Nope, this is not going to be about the Mel Gibson movie, or even the song by The Five Man Electrical Band, although I may need to throw in a reference to the Tesla cover some where along the way. This is about a very specific sign, and all the fuss that is has caused the city of Chicago before it has even been put up or approved.
As anyone in Chicago knows, that is unless you have been living under on very big serious rock, the Cubs have changed ownership over the past winter. Formerly owned by the mega media franchise of The Tribune Company, the new owners are the Ricketts family led by oldest brother Tom Ricketts. The Ricketts family amassed a large fortune through stock trading and the formation of Ameritrade by father J. Joseph Ricketts. Their family fortune exceeds $1 billion and they ranked at #371 on the current Forbes 400 list. They are also self-proclaimed Cubs fans.
When the new ownership took over, there was a lot of hope from the Cubs fans who have watched their team flounder for too many years. They took this as a sign that change was coming, and that once out of the control of a corporation, the family aspect of the new owners would push them to achieve the long missing World Series Championship. The new owners even seem to embraced this concept in their early advertising campaign. In a vague reference to the more than 100 year “Cubs Curse”, they unveiled billboard signs and newspaper adds that declared 2010 as Cubs Year 1. A bold move that almost seems to promise those long time suffering fans the change they expect. But this is still not the sign I am talking about.
Although the Ricketts seem to present themselves as a “Family” organization, this does not mean they are not just as corporate minded as the Tribune Company. These people are very smart, and very good at making money. They did not drop $900 million on the team and Wrigley Field on a whim. They expect to make money from their investment. And that brings us up to the topic of this entry. The Ricketts intend to sell a red illuminated sign behind the bleachers in Wrigley Field. The signage is being sold to the beleaguered Toyota Car Company, and some estimations have the selling price for this sign at about two or three million dollars a year. This type of advertising is standard at most ballparks, and the marketing dollars they produce add millions to a teams bottom line. Part of the controversy comes from Wrigley Fields status as a “landmark” in Chicago, and the sign must be approved by the Landmark Commission before it can be erected. 44th Ward Alderman Tom Tunney has already spoken out against the sign.
Cubs fans seem to be split on the idea, much as they were back in 1988 when lights were put up at the field that previously only played day games. But the almighty dollar won out back then, although night games are still limited at Wrigley as part of a lights compromise. The Cubs are only scheduled to play 26 of their 81 home games this season in the evening hours, compared to 59 evening games being played by their crosstown rivals the Chicago White Sox. More money can be made on national broadcast of evening games, and with less of these games available, there is less revenue available for the new owners.

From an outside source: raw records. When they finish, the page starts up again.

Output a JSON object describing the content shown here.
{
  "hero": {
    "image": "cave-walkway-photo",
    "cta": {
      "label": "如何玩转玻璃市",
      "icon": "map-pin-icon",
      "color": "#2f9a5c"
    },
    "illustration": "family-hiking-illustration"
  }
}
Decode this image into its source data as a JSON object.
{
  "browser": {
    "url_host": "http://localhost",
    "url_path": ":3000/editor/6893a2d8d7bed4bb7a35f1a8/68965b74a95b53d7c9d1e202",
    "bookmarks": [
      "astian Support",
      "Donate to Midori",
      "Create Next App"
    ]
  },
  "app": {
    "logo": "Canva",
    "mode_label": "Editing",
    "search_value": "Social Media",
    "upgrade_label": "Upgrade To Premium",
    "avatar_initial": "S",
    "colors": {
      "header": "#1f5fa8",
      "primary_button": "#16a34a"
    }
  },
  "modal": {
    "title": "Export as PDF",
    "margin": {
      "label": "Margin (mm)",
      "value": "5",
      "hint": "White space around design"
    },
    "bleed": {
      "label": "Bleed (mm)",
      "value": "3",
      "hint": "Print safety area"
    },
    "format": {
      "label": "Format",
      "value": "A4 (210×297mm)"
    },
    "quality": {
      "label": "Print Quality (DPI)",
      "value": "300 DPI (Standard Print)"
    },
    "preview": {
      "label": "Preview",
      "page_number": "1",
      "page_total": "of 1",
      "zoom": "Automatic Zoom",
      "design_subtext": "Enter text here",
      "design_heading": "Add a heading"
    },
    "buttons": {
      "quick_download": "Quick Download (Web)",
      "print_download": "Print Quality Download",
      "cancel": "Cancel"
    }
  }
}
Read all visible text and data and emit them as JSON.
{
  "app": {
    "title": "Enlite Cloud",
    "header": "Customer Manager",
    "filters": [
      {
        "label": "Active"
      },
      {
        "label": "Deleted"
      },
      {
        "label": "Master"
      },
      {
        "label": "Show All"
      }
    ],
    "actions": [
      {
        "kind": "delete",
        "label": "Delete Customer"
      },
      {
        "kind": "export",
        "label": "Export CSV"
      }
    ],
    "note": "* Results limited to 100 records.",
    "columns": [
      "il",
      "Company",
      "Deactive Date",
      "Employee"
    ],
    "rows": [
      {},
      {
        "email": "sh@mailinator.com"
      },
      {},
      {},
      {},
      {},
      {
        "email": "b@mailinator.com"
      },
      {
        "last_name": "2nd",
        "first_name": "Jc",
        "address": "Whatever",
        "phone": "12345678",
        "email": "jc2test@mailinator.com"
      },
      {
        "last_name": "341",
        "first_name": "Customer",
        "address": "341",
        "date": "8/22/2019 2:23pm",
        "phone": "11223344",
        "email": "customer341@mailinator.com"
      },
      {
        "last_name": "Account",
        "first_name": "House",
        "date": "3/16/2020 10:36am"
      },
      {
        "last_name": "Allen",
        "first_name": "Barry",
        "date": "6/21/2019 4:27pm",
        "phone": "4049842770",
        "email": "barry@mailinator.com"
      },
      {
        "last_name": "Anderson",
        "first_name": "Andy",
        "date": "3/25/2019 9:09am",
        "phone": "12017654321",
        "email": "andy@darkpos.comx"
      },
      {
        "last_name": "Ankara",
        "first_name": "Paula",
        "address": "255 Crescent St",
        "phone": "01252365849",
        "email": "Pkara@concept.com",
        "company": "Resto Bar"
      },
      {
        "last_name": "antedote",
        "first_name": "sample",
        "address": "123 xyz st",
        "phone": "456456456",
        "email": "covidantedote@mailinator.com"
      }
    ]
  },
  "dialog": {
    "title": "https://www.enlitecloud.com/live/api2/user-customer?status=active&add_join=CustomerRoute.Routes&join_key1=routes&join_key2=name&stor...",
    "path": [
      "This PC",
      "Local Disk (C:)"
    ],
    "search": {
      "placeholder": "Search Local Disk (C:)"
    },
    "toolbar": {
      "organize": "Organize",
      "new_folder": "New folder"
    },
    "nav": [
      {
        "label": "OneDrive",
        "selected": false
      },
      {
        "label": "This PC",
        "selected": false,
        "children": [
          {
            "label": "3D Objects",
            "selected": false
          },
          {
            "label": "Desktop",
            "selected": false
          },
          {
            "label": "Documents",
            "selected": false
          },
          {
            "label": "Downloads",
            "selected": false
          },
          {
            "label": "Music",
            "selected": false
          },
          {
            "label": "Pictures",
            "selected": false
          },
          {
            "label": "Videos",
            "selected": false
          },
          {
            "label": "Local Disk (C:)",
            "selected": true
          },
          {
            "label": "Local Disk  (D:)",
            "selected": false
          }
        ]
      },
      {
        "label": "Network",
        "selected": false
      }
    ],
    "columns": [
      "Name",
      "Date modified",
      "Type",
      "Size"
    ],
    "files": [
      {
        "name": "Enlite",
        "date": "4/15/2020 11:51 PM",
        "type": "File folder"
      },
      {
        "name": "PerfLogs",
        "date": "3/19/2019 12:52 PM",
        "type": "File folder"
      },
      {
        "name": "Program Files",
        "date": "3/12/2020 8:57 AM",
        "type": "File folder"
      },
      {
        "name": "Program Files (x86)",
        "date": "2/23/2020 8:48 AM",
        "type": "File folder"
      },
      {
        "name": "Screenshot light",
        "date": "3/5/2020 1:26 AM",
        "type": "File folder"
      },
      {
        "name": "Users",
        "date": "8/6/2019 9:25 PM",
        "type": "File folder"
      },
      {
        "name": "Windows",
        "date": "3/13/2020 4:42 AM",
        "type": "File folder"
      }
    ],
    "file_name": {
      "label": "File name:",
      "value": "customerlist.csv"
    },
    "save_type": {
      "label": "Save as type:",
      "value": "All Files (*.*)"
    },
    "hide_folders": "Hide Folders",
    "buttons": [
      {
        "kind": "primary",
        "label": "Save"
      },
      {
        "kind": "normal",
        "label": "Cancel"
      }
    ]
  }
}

If the Ricketts family intends to see this franchise through to a championship, eventually they will have to address the aging Wrigley Field. It has been reported that millions has already been spent on much needed renovations to the concourse and restrooms of the 95 year-old structure, but how much longer can this type of money be sunk into this dinosaur if additional revenue cannot be found. Yankee Stadium was torn down in 2008, and the Red Sox ownership has been courting the idea of a new stadium on and off for years. Fenway Park houses several illuminated signs much bigger than the proposed Toyota sign to help with their advertising dollars, but still they have had to consider ways to improve revenue in a limited space, including the possibility of a New Fenway Park. But both New York and Boston had plans to rebuild there stadiums near the original parks. That is an option that does not exist for the Cubs. The neighborhood structure that is so much a part of the draw at Wrigley Field would also prevent building a new park in the same area. And the landmark status of the field prevents any major renovation of the existing park.
Before their first season has even begun, the Ricketts are trying to flex their new muscles. If they are successful in getting their new sign approved, you can be sure others will follow to block out the scenery there at Wrigley Field. Some will protest and say it destroys the feel of the ballpark. But then those same people better bite their tongues when the lost revenue results in another lost season. The armchair owners are the first to criticize the tough decisions that actually go into the day-to-day operations of a professional sports franchise, but now that there is an actual fan owner in place at the top of the Cubs organization, lets see how quickly those same fans turn on them if the team doesn’t produce on the field. If the Ricketts get their sign, they better be ready to take the team all the way.
This may only be Year 1 of the Ricketts reign over the Cubs, but they will not be given another 100 years to finally pull off a championship.